The men in the background are the taxi drivers.
Even the dog has a necklace! The shell on the necklace is like the ones that were once used as Senegalese currency.
This drink seller was on the same street.
Tidiane was telling Sharron that prices here were too high. (The vendors see Americans and their prices go up by about 5X!) When Sharron stepped into a store, 5 or 6 people inside began telling her not to listen to the other sales people and to buy from them. They insisted the other salespeople were dishonest. When she left the store, they followed her into the next store, still trying to make a sale. It is so hard to concentrate on what you want to buy when so many people are vying loudly for your attention! Frustrated by the pursuit, we left the market area with very few purchases. Americans destroy the peace of the markets; it seemed vendors pushed and shoved so hard for business that we feared fights would break out.
We also went to an area where wood carvers work. It was fascinating to see how they did the carving by hand with very primitive tools and to see all of the products. One man splits the raw wood into smaller pieces to be worked by the other carvers.
Hatchets, gouges, hand saws and sandpaper turn out products that are amazing and beautiful. The carvers seem to work tirelessly in their seated positions that are flat on the floor. As we look at their products, the salesmen are relentless; they yell, "Hey Mama, Hey Papa" to barter and beg you to buy.
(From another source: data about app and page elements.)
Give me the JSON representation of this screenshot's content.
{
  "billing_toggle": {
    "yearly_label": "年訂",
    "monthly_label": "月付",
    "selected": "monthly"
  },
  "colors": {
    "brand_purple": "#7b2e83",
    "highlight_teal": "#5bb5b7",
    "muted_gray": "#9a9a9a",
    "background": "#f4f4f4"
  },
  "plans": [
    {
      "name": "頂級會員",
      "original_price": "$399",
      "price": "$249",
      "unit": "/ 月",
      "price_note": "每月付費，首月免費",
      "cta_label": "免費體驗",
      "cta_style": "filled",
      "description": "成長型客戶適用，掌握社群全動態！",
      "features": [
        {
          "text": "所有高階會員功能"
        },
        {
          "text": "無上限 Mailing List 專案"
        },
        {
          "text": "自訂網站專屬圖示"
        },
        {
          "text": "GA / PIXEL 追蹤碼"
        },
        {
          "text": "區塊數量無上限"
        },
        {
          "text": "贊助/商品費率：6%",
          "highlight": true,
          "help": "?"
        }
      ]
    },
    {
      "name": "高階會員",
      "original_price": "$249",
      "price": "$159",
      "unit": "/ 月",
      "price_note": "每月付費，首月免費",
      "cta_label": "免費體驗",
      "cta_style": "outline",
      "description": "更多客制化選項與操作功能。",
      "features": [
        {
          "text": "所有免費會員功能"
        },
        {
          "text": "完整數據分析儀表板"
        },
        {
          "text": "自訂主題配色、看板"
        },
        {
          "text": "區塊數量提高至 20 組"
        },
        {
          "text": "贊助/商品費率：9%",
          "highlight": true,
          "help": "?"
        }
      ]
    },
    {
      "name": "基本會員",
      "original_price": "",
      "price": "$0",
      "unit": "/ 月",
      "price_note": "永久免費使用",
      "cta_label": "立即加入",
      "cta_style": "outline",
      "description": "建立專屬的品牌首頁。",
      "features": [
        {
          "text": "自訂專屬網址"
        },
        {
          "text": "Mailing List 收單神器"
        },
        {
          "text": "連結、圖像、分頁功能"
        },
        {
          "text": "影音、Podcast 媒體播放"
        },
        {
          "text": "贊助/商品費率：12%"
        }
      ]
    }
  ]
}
In the next picture you can see one of the woodcarvers sitting on the ground at the right.